Am I broken?

Life is hard. Especially when we go through situations like being hurt by people who are supposed to love us, experiencing chronic illnesses, struggling to succeed in work or school, or our relationships breaking up. All these experiences can make us feel like, “Maybe there’s something wrong with ME.” And when we feel this way, we start to wonder: Am I broken?

The problem with thoughts like these is that they can get us stuck. It makes problems feel like they’ll never change, but this isn’t true.

It’s okay to acknowledge that you are hurting and may feel broken. BUT it’s in this moment. And this moment will not last forever. Things will get better because you are more than your traumatic experiences.

How we start to blame ourselves

When we feel broken, we may begin to believe that something must be wrong with us while the rest of the world goes on with their lives. And we may start to blame ourselves, but why do we do this?

  • Our thoughts: When life beats you down over and over again, it’s hard not to let thoughts become beliefs that make you feel “stuck.” Bad experiences might lead you to think, “Have I experienced things so damaging that I’m broken? Or “Is the problem me? Am I just broken and that’s why it won’t get better? ”  These thoughts change the way we see ourselves.  And these thought problems are called thinking traps.
  • What we go through: Our life experiences can also make us feel broken. Living through traumatic experiences or living with a mental health condition means that sometimes we put ourselves in situations where we are hurt again.  For example, experiencing childhood trauma increases our risk of having interpersonal violence in relationships when we are teenagers or young adults.
  • Life in general: Being human means we experience difficult things in life often. But experiencing multiple traumas again and again means you are at greater risk of developing depression or complex PTSD.
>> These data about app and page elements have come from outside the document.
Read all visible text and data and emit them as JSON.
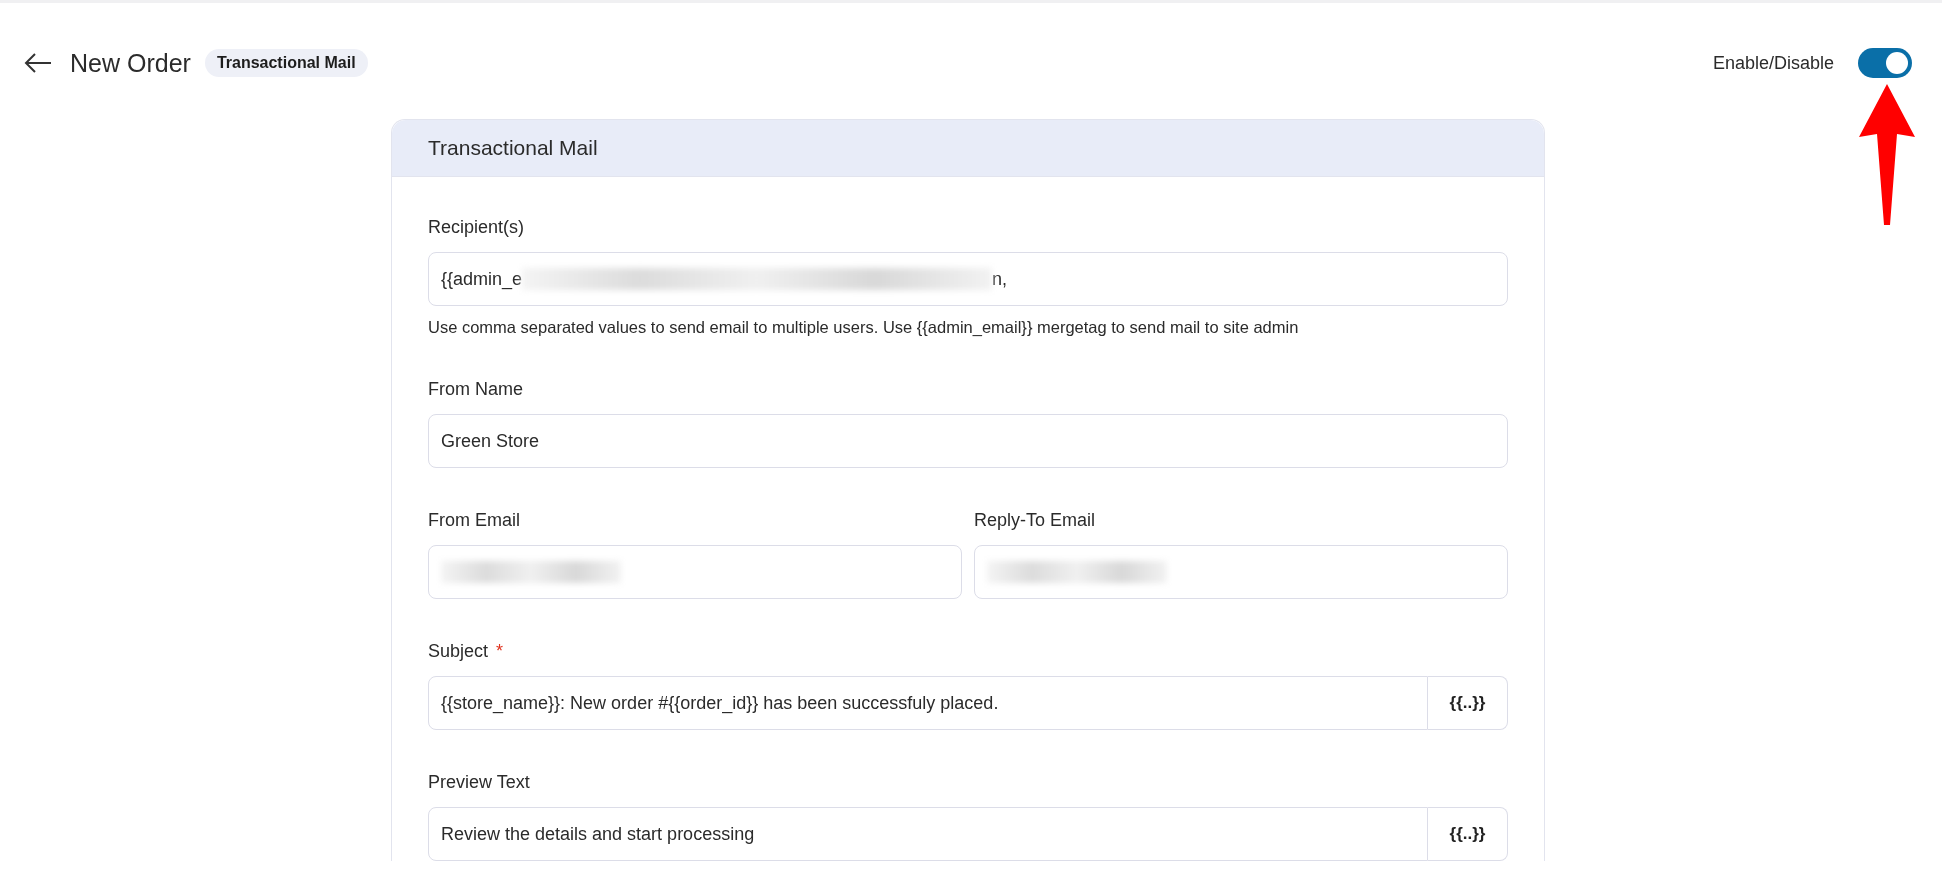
{
  "header": {
    "title": "New Order",
    "badge": "Transactional Mail",
    "toggle_label": "Enable/Disable",
    "enabled": true
  },
  "card": {
    "title": "Transactional Mail",
    "fields": [
      {
        "kind": "text",
        "label": "Recipient(s)",
        "value_start": "{{admin_e",
        "value_end": "n,",
        "redacted": true,
        "help": "Use comma separated values to send email to multiple users. Use {{admin_email}} mergetag to send mail to site admin"
      },
      {
        "kind": "text",
        "label": "From Name",
        "value_start": "Green Store"
      },
      {
        "kind": "pair",
        "items": [
          {
            "label": "From Email",
            "redacted": true
          },
          {
            "label": "Reply-To Email",
            "redacted": true
          }
        ]
      },
      {
        "kind": "mergetag",
        "label": "Subject",
        "required_mark": "*",
        "value_start": "{{store_name}}: New order #{{order_id}} has been successfuly placed.",
        "button": "{{..}}"
      },
      {
        "kind": "mergetag",
        "label": "Preview Text",
        "value_start": "Review the details and start processing",
        "button": "{{..}}"
      }
    ]
  }
}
But none of these things mean that we are broken. When we feel this way it’s important to recognize that what has happened in the past (or present) doesn’t mean that it has to determine your future. You may be going through a difficult time right now, but you will get through it.

  1. What makes you feel broken and how do these experiences also make you stronger?
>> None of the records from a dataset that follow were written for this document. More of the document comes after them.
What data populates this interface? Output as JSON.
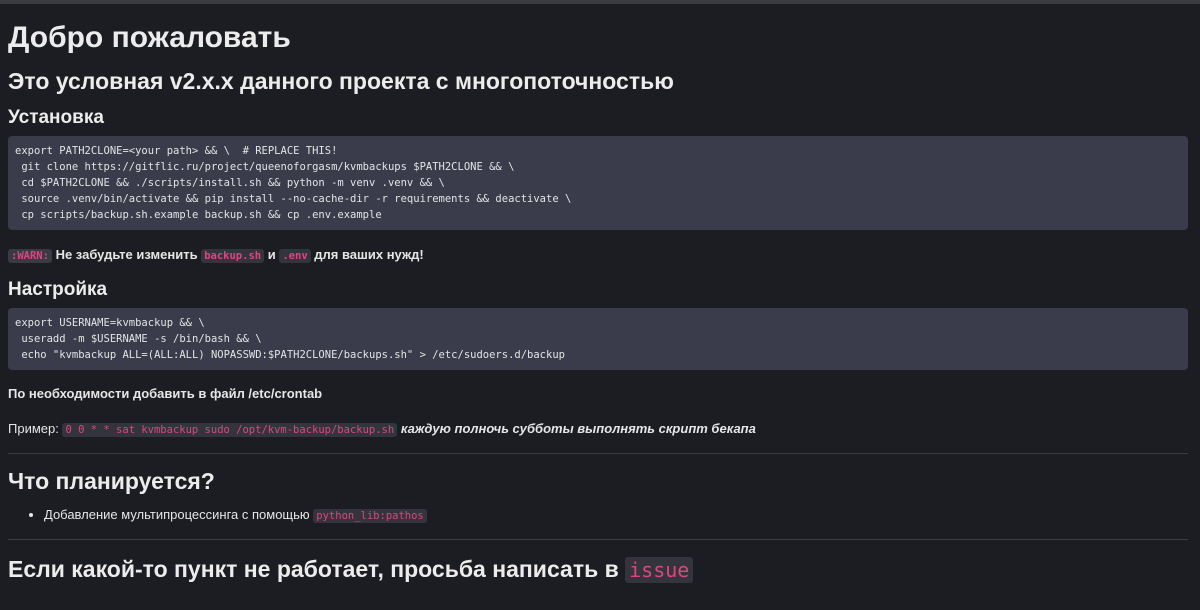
{
  "title": "Добро пожаловать",
  "subtitle": "Это условная v2.x.x данного проекта с многопоточностью",
  "install": {
    "heading": "Установка",
    "code": "export PATH2CLONE=<your path> && \\  # REPLACE THIS!\n git clone https://gitflic.ru/project/queenoforgasm/kvmbackups $PATH2CLONE && \\\n cd $PATH2CLONE && ./scripts/install.sh && python -m venv .venv && \\\n source .venv/bin/activate && pip install --no-cache-dir -r requirements && deactivate \\\n cp scripts/backup.sh.example backup.sh && cp .env.example"
  },
  "warning": {
    "tag": ":WARN:",
    "text_before": "Не забудьте изменить",
    "file1": "backup.sh",
    "conj": "и",
    "file2": ".env",
    "text_after": "для ваших нужд!"
  },
  "setup": {
    "heading": "Настройка",
    "code": "export USERNAME=kvmbackup && \\\n useradd -m $USERNAME -s /bin/bash && \\\n echo \"kvmbackup ALL=(ALL:ALL) NOPASSWD:$PATH2CLONE/backups.sh\" > /etc/sudoers.d/backup",
    "crontab_note": "По необходимости добавить в файл /etc/crontab",
    "example_label": "Пример:",
    "example_code": "0 0 * * sat kvmbackup sudo /opt/kvm-backup/backup.sh",
    "example_desc": "каждую полночь субботы выполнять скрипт бекапа"
  },
  "planned": {
    "heading": "Что планируется?",
    "items": [
      {
        "text": "Добавление мультипроцессинга с помощью",
        "code": "python_lib:pathos"
      }
    ]
  },
  "footer": {
    "text": "Если какой-то пункт не работает, просьба написать в",
    "code": "issue"
  },
  "colors": {
    "background": "#1c1d22",
    "code_block_bg": "#3a3c4c",
    "inline_code_fg": "#e0447c"
  }
}
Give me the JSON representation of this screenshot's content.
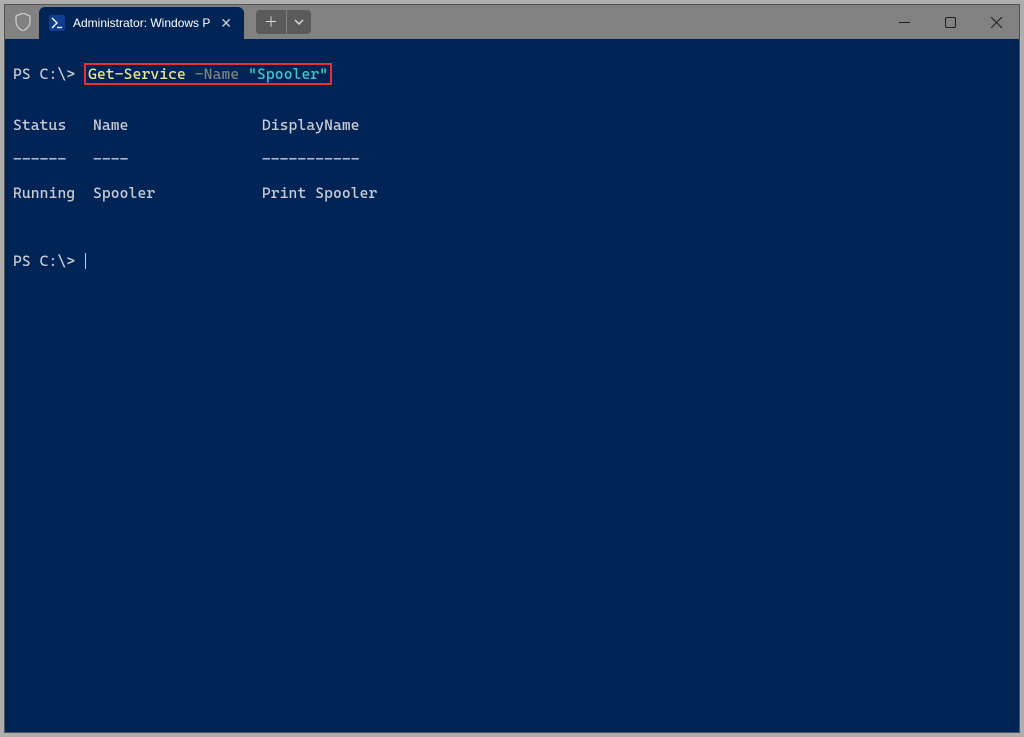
{
  "titlebar": {
    "tab_title": "Administrator: Windows Powe",
    "ps_icon_text": ">_"
  },
  "terminal": {
    "prompt1": "PS C:\\> ",
    "cmd_main": "Get-Service",
    "cmd_param": " -Name ",
    "cmd_value": "\"Spooler\"",
    "blank": "",
    "header": "Status   Name               DisplayName",
    "separator": "------   ----               -----------",
    "row": "Running  Spooler            Print Spooler",
    "prompt2": "PS C:\\> "
  }
}
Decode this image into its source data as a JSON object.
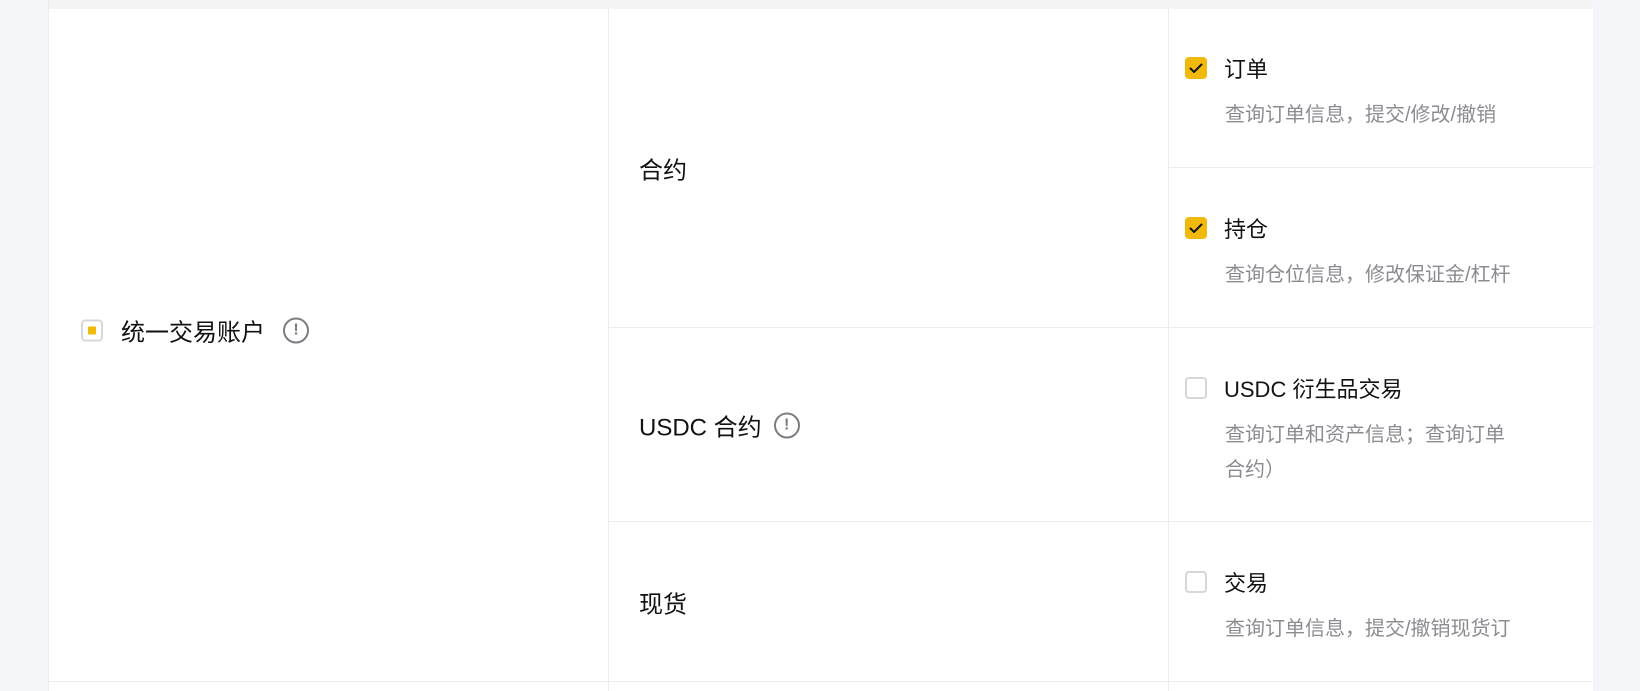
{
  "account": {
    "label": "统一交易账户",
    "checkbox_state": "indeterminate",
    "info_icon": "exclamation-circle-icon"
  },
  "categories": [
    {
      "label": "合约",
      "has_info": false
    },
    {
      "label": "USDC 合约",
      "has_info": true,
      "info_icon": "exclamation-circle-icon"
    },
    {
      "label": "现货",
      "has_info": false
    }
  ],
  "permissions": [
    {
      "title": "订单",
      "checked": true,
      "description": "查询订单信息，提交/修改/撤销"
    },
    {
      "title": "持仓",
      "checked": true,
      "description": "查询仓位信息，修改保证金/杠杆"
    },
    {
      "title": "USDC 衍生品交易",
      "checked": false,
      "description": "查询订单和资产信息；查询订单",
      "description_line2": "合约）"
    },
    {
      "title": "交易",
      "checked": false,
      "description": "查询订单信息，提交/撤销现货订"
    }
  ],
  "colors": {
    "accent": "#f0b90b",
    "border": "#ececee",
    "muted_text": "#8a8c91",
    "page_bg": "#f4f5f8"
  },
  "icons": {
    "info": "!"
  }
}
    0 / 1000

  1. What negative thought are you struggling with?

    0 / 1000

Putting yourself back together

When we are hurt, these experiences can actually make us stronger. This experience is why people who have experienced trauma like to call themselves survivors. The focus is not on blaming ourselves, but turning the attention back on: “What happened? How am I different? How do I want to be now?”
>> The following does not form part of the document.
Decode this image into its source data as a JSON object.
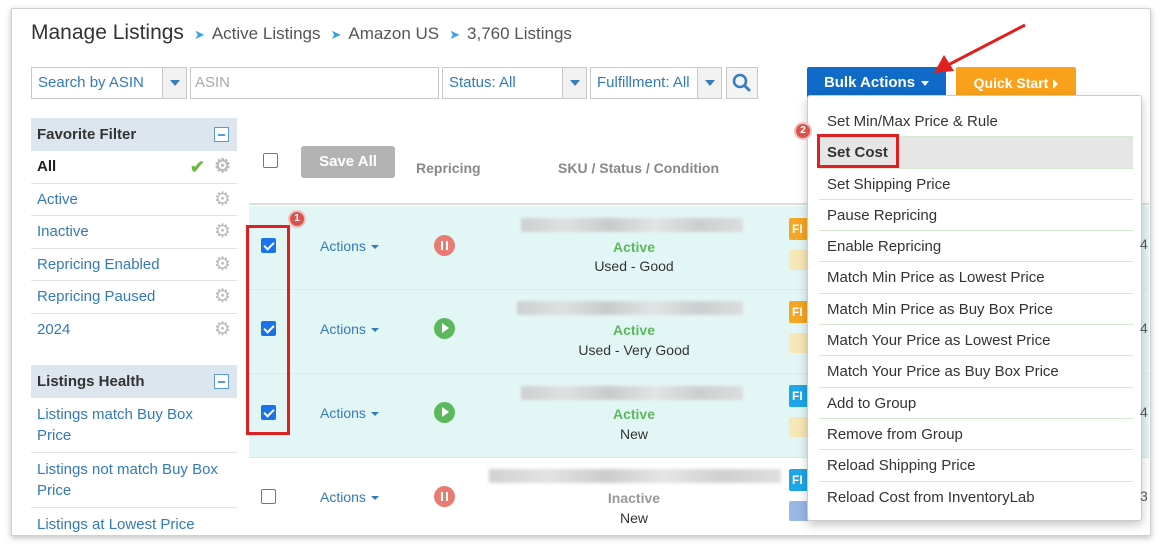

A ceramic bowl, broken and repaired with gold.
Image source: Wikimedia Foundation

This photograph shows a ceramic dish that has been broken—and repaired with gold. (This is a Japanese technique called kintsugi.) The cracks represent a permanent loss… but they also allow the dish to be more beautiful than it was before—and a lot more interesting.

As part of rethinking your experiences, you might think of yourself as a vase. You may have been broken, but a broken vase put back together is still a vase. Even if it doesn’t look quite the same as before, it still serves its original purpose. And in some ways, it may even be more unique, stronger, or special. This is a powerful analogy to remember when you feel broken.

Even though you may have a few scars, you’re still worthy and you matter. Given what you’ve gone through, you’re probably resilient, funny, and certainly more compassionate towards suffering.

Though it might not seem like it now, our challenges make us who we are. Your experiences are the glue that holds the vase together. When you’re deep in the trenches of feeling broken this might sound like nonsense, but it’s true. Your past has made you stronger or helped you to grow in some way. While you may feel broken, you can always put yourself back together and rebuild.


Taking one of our mental health tests or exploring the links on this site to learn more can be a start for learning more about your mental health.


Was this helpful?(Required)
This field is for validation purposes and should be left unchanged.
Did this article help you feel more hopeful about your mental health?(Required)
This field is for validation purposes and should be left unchanged.
Did this article help you feel more confident in managing your mental health?(Required)
This field is for validation purposes and should be left unchanged.
Did this article help increase your knowledge and understanding of mental health?(Required)
This field is for validation purposes and should be left unchanged.
Did this article help you feel more hopeful about your mental health and/or addiction?(Required)
This field is for validation purposes and should be left unchanged.
Did this article help you feel more confident in managing your mental health and/or addiction?(Required)
This field is for validation purposes and should be left unchanged.
Did this article help increase your knowledge and understanding of mental health and/or addiction?(Required)
This field is for validation purposes and should be left unchanged.